Sample call

You can easily try it yourself:

# On Windows, use \" instead of " and " instead of '
curl -X POST https://api.geneea.com/v3/analysis \
-H 'Authorization: user_key <YOUR USER KEY>' \
-H 'Content-Type: application/json' \
-d '{
    "id": "1",
    "text": "The trip to London was amazing. Only the food was weird. Especially the pizza was terrible.",
    "analyses": ["sentiment", "entities", "relations"],
    "returnItemSentiment": "true",
    "domain": "voc-hospitality"
}'

You should get the following response:

{
    "id": "1",
    "language": {"detected": "en"},
    "entities": [
        {"id": "E0", "gkbId": "HSP-1091", "stdForm": "pizza", "type": "food"}
    ],
    "relations": [
        {"id": "R0", "name": "amazing", "textRepr": "amazing(trip)", "type": "ATTR", "args": [{"type": "SUBJECT", "name": "trip"}], "feats": {"negated": "false", "modality": ""}},
        {"id": "R1", "name": "weird", "textRepr": "weird(food)", "type": "ATTR", "args": [{"type": "SUBJECT", "name": "food"}], "feats": {"negated": "false", "modality": ""}},
        {"id": "R2", "name": "terrible", "textRepr": "terrible(pizza)", "type": "ATTR", "args": [{"type": "SUBJECT", "name": "pizza", "entityId": "E0"}], "feats": {"negated": "false", "modality": ""}}
    ],
    "docSentiment": {"mean": -0.1, "label": "negative", "positive": 0.2, "negative": -0.3},
    "itemSentiments": {
        "E0": {"mean": -0.5, "label": "negative", "positive": 0.0, "negative": -0.5},
        "R0": {"mean": 0.5, "label": "positive", "positive": 0.5, "negative": 0.0},
        "R1": {"mean": -0.4, "label": "negative", "positive": 0.0, "negative": -0.4},
        "R2": {"mean": -0.5, "label": "negative", "positive": 0.0, "negative": -0.5}
    },
    "usedChars": 100
}

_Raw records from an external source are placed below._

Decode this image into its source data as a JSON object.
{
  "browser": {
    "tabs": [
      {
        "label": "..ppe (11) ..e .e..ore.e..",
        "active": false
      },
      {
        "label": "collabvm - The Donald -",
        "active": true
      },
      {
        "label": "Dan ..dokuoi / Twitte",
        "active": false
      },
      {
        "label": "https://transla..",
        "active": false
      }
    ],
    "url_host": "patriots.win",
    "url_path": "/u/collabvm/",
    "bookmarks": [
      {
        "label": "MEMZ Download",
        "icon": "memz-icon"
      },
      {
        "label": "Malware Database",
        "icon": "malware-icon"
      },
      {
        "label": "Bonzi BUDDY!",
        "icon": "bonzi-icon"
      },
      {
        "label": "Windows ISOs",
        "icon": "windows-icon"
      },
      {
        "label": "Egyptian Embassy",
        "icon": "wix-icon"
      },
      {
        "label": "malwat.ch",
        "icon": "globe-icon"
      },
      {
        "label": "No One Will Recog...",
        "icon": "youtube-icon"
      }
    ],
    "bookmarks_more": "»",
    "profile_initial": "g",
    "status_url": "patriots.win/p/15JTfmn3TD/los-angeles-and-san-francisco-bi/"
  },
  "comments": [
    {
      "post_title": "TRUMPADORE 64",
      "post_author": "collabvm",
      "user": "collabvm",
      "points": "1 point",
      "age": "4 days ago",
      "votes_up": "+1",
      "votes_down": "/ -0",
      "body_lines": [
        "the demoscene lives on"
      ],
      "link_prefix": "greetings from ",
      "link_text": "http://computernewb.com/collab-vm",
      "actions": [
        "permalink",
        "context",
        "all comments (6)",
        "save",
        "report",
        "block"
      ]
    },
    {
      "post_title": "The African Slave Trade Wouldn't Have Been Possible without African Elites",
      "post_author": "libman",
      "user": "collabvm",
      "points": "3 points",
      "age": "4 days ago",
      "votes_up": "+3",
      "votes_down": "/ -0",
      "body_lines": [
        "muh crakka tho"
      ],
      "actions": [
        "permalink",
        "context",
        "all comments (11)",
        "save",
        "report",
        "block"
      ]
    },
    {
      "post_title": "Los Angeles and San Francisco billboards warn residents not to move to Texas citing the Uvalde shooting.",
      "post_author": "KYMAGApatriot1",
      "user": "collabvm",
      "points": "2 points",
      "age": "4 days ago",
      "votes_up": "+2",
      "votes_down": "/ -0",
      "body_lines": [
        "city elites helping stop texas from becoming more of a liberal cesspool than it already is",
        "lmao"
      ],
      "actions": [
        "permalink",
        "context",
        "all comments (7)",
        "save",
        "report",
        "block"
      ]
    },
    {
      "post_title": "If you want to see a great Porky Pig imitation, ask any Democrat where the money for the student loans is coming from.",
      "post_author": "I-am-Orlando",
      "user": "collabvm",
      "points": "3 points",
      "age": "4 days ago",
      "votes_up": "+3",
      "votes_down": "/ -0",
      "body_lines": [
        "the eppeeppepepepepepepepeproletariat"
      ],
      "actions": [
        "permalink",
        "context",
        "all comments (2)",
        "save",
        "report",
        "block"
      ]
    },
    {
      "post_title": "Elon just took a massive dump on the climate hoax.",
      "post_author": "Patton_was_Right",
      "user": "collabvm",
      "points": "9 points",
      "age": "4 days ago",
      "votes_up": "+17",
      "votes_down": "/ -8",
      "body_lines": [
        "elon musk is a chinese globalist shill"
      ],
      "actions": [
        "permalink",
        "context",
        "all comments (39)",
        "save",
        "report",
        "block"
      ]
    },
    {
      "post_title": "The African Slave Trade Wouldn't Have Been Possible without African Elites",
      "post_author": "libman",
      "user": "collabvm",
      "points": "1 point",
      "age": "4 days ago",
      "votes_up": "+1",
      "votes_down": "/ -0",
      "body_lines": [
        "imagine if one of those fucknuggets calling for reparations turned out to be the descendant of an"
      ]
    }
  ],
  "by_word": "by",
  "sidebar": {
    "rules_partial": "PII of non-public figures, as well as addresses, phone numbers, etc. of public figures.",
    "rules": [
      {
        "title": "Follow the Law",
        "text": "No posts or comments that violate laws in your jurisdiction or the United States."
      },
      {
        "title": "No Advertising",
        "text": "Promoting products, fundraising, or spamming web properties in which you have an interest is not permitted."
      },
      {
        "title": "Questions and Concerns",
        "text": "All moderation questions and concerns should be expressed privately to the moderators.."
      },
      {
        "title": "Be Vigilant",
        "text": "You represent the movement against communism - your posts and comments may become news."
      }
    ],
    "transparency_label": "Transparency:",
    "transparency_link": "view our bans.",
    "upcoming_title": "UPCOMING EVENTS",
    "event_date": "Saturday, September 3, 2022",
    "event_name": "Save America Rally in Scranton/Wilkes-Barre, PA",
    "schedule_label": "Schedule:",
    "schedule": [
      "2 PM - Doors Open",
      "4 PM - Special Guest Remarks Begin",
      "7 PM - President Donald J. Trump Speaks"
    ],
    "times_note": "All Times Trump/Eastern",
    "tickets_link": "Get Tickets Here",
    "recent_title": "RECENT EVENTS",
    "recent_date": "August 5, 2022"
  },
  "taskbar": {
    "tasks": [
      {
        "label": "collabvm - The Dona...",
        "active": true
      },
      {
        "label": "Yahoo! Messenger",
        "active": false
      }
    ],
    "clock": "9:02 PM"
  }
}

You can see that

  • the whole document is judged as slighly negative ("docSentiment": {"mean": -0.1, "label": "negative", ...}),

  • with some positive ("docSentiment": { ... "positive": 0.2 ... }) and some negative aspects ("docSentiment": { ... "negative": -0.3})

  • pizza is judged as negative ("E0": {"mean": -0.5, "label": "negative", "positive": 0.0, "negative": -0.5})

  • amazing trip is judged as positive ("R0": {"mean": 0.5, "label": "positive", "positive": 0.5, "negative": 0.0})

  • weird food is judged as negative ("R1": {"mean": -0.4, "label": "negative", "positive": 0.0, "negative": -0.4})

  • terrible pizza is judged as negative ("R2": {"mean": -0.5, "label": "negative", "positive": 0.0, "negative": -0.5})

Customization

We can customize our sentiment analysis to your needs.